“Cassie was one of them who wanted to fly commercial and didn’t want to be on the plane and said that up until the last minute. Ronnie had been up all night. There’d been drugs and he’d fired JoJo and she was calling all the rooms trying to get Ronnie to give her her job back and aggravating Ronnie, and all the other stuff. He had enough of it,” Odom said. “The road manager is the one who talked them into getting into it… and the pilot took charge.”
Odom says there was an argument with the pilots over whether mechanical work the plane needed could wait, but the pilot told them the plane would be fine and would make it to Baton Rouge for maintenance.
“I will never forget when the plane was going down, I’ll never forget the look on Steve’s face. He had the most serene, most surreal look. He was calm and that was just before the plane hit the ground,” Odom said.
Odom claims Steve was still alive when he was removed from the wreckage and was then tended to by a nurse who covered him with her jacket before he passed from internal injuries on the way to the hospital.
“I regret and will spend the rest of my life regretting that I didn’t stop that plane from leaving the ground,” Odom said.
Odom lost his best friend in that crash, and the Gaineses who he was just getting to know during the tour in a crash that shook the music world.
That particular compilation of Lynyrd Skynyrd’s musical artistry was to be no more although the band reorganized with new members and continues to tour.
“It was hard. For years it was difficult because it took me three years to heal up from the plane crash and everything surgeries and whatever" Odom said. "It still is difficult because I knew what kind of person Ronnie Van Zant was, and briefly knew what kind of people Steve and Cassie were, and they were basically three-of-kind.

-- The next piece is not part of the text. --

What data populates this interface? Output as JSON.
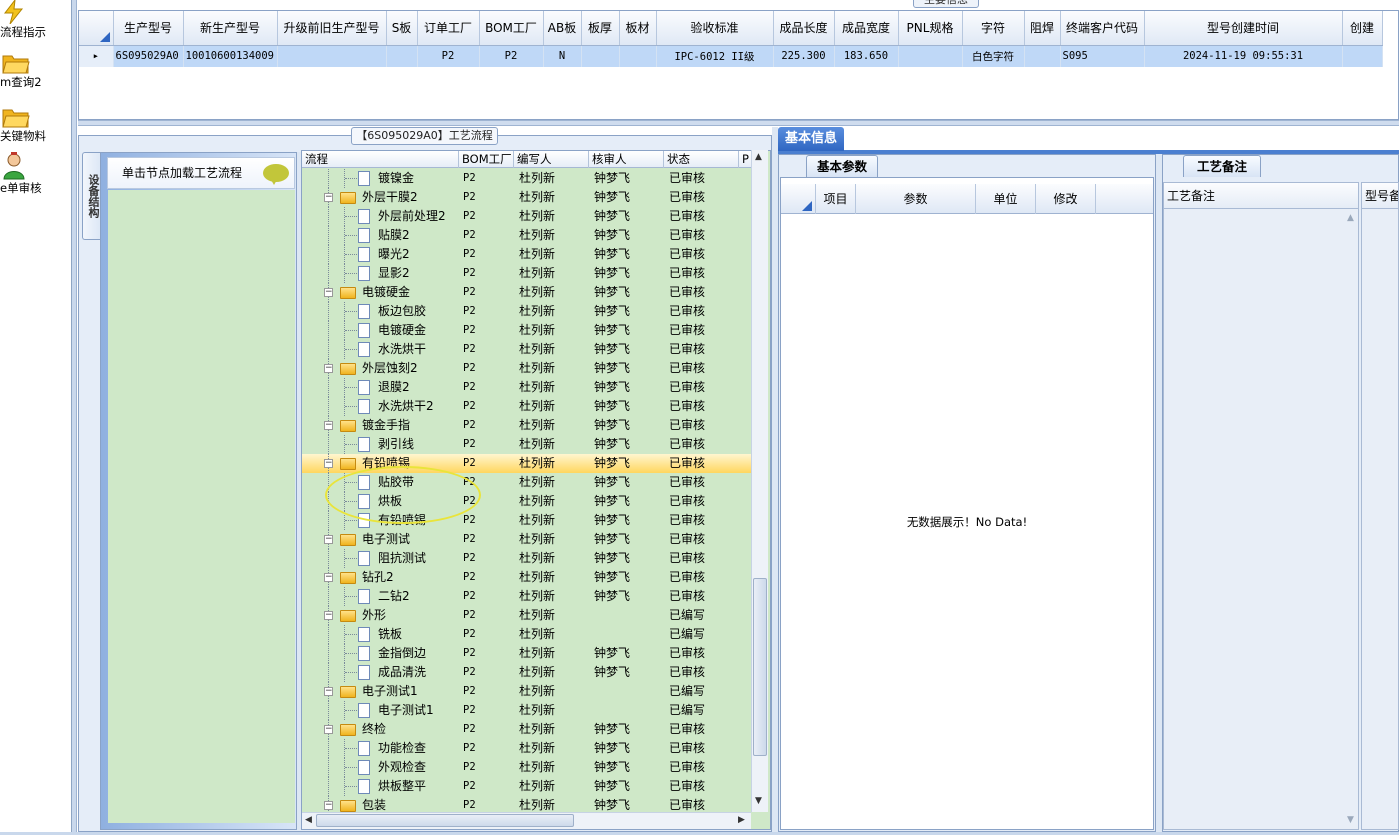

“They were really, really good people, and the good ones are the ones that passed away.”